• [Brief]:
Write out every record below exactly as given. Leave the pictures out.

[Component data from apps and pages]
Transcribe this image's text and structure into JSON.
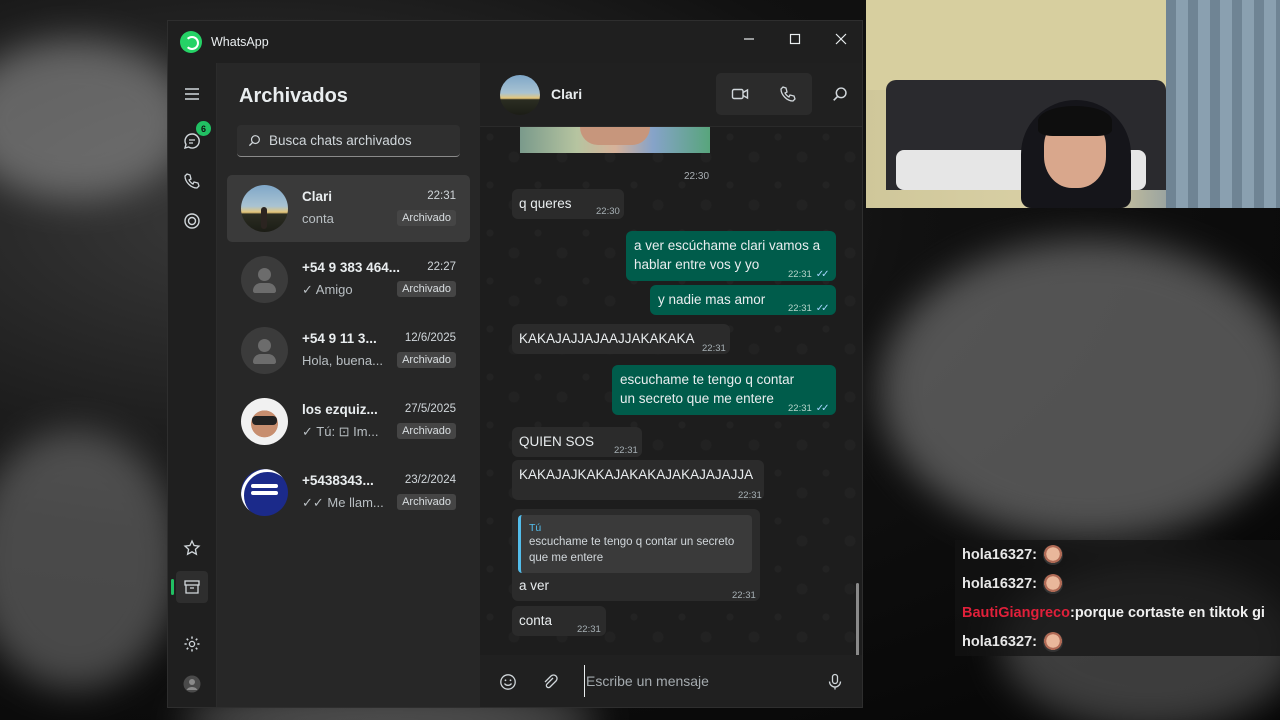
{
  "window": {
    "app_title": "WhatsApp",
    "controls": {
      "minimize": "—",
      "maximize": "☐",
      "close": "✕"
    }
  },
  "rail": {
    "chats_badge": "6",
    "icons": [
      "menu-icon",
      "chats-icon",
      "calls-icon",
      "status-icon",
      "starred-icon",
      "archive-icon",
      "settings-icon",
      "profile-avatar"
    ]
  },
  "list": {
    "title": "Archivados",
    "search_placeholder": "Busca chats archivados",
    "chats": [
      {
        "name": "Clari",
        "time": "22:31",
        "preview": "conta",
        "tag": "Archivado",
        "avatar": "sunset"
      },
      {
        "name": "+54 9 383 464...",
        "time": "22:27",
        "preview": "✓ Amigo",
        "tag": "Archivado",
        "avatar": "generic"
      },
      {
        "name": "+54 9 11 3...",
        "time": "12/6/2025",
        "preview": "Hola, buena...",
        "tag": "Archivado",
        "avatar": "generic"
      },
      {
        "name": "los ezquiz...",
        "time": "27/5/2025",
        "preview": "✓ Tú: ⊡ Im...",
        "tag": "Archivado",
        "avatar": "face"
      },
      {
        "name": "+5438343...",
        "time": "23/2/2024",
        "preview": "✓✓ Me llam...",
        "tag": "Archivado",
        "avatar": "logo"
      }
    ]
  },
  "conversation": {
    "contact_name": "Clari",
    "date_label": "22:30",
    "messages": [
      {
        "dir": "in",
        "text": "q queres",
        "time": "22:30"
      },
      {
        "dir": "out",
        "text": "a ver escúchame clari vamos a hablar entre vos y yo",
        "time": "22:31"
      },
      {
        "dir": "out",
        "text": "y nadie mas amor",
        "time": "22:31"
      },
      {
        "dir": "in",
        "text": "KAKAJAJJAJAAJJAKAKAKA",
        "time": "22:31"
      },
      {
        "dir": "out",
        "text": "escuchame te tengo q contar un secreto que me entere",
        "time": "22:31"
      },
      {
        "dir": "in",
        "text": "QUIEN SOS",
        "time": "22:31"
      },
      {
        "dir": "in",
        "text": "KAKAJAJKAKAJAKAKAJAKAJAJAJJA",
        "time": "22:31"
      },
      {
        "dir": "in",
        "quote_author": "Tú",
        "quote_text": "escuchame te tengo q contar un secreto que me entere",
        "text": "a ver",
        "time": "22:31"
      },
      {
        "dir": "in",
        "text": "conta",
        "time": "22:31"
      }
    ],
    "compose_placeholder": "Escribe un mensaje"
  },
  "stream_chat": [
    {
      "user": "hola16327",
      "sep": " :",
      "message": "",
      "user_color": "#e8e8e8"
    },
    {
      "user": "hola16327",
      "sep": " :",
      "message": "",
      "user_color": "#e8e8e8"
    },
    {
      "user": "BautiGiangreco",
      "sep": ":",
      "message": " porque cortaste en tiktok gi",
      "user_color": "#e0203a"
    },
    {
      "user": "hola16327",
      "sep": " :",
      "message": "",
      "user_color": "#e8e8e8"
    }
  ],
  "colors": {
    "accent": "#21c063",
    "outgoing_bubble": "#005c4b",
    "incoming_bubble": "#2b2b2b",
    "panel": "#272727"
  }
}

• [Answer to the problem]:
Transcribe this image's text and structure into JSON.
{
  "window": {
    "app_title": "WhatsApp",
    "controls": {
      "minimize": "—",
      "maximize": "☐",
      "close": "✕"
    }
  },
  "rail": {
    "chats_badge": "6",
    "icons": [
      "menu-icon",
      "chats-icon",
      "calls-icon",
      "status-icon",
      "starred-icon",
      "archive-icon",
      "settings-icon",
      "profile-avatar"
    ]
  },
  "list": {
    "title": "Archivados",
    "search_placeholder": "Busca chats archivados",
    "chats": [
      {
        "name": "Clari",
        "time": "22:31",
        "preview": "conta",
        "tag": "Archivado",
        "avatar": "sunset"
      },
      {
        "name": "+54 9 383 464...",
        "time": "22:27",
        "preview": "✓ Amigo",
        "tag": "Archivado",
        "avatar": "generic"
      },
      {
        "name": "+54 9 11 3...",
        "time": "12/6/2025",
        "preview": "Hola, buena...",
        "tag": "Archivado",
        "avatar": "generic"
      },
      {
        "name": "los ezquiz...",
        "time": "27/5/2025",
        "preview": "✓ Tú: ⊡ Im...",
        "tag": "Archivado",
        "avatar": "face"
      },
      {
        "name": "+5438343...",
        "time": "23/2/2024",
        "preview": "✓✓ Me llam...",
        "tag": "Archivado",
        "avatar": "logo"
      }
    ]
  },
  "conversation": {
    "contact_name": "Clari",
    "date_label": "22:30",
    "messages": [
      {
        "dir": "in",
        "text": "q queres",
        "time": "22:30"
      },
      {
        "dir": "out",
        "text": "a ver escúchame clari vamos a hablar entre vos y yo",
        "time": "22:31"
      },
      {
        "dir": "out",
        "text": "y nadie mas amor",
        "time": "22:31"
      },
      {
        "dir": "in",
        "text": "KAKAJAJJAJAAJJAKAKAKA",
        "time": "22:31"
      },
      {
        "dir": "out",
        "text": "escuchame te tengo q contar un secreto que me entere",
        "time": "22:31"
      },
      {
        "dir": "in",
        "text": "QUIEN SOS",
        "time": "22:31"
      },
      {
        "dir": "in",
        "text": "KAKAJAJKAKAJAKAKAJAKAJAJAJJA",
        "time": "22:31"
      },
      {
        "dir": "in",
        "quote_author": "Tú",
        "quote_text": "escuchame te tengo q contar un secreto que me entere",
        "text": "a ver",
        "time": "22:31"
      },
      {
        "dir": "in",
        "text": "conta",
        "time": "22:31"
      }
    ],
    "compose_placeholder": "Escribe un mensaje"
  },
  "stream_chat": [
    {
      "user": "hola16327",
      "sep": " :",
      "message": "",
      "user_color": "#e8e8e8"
    },
    {
      "user": "hola16327",
      "sep": " :",
      "message": "",
      "user_color": "#e8e8e8"
    },
    {
      "user": "BautiGiangreco",
      "sep": ":",
      "message": " porque cortaste en tiktok gi",
      "user_color": "#e0203a"
    },
    {
      "user": "hola16327",
      "sep": " :",
      "message": "",
      "user_color": "#e8e8e8"
    }
  ],
  "colors": {
    "accent": "#21c063",
    "outgoing_bubble": "#005c4b",
    "incoming_bubble": "#2b2b2b",
    "panel": "#272727"
  }
}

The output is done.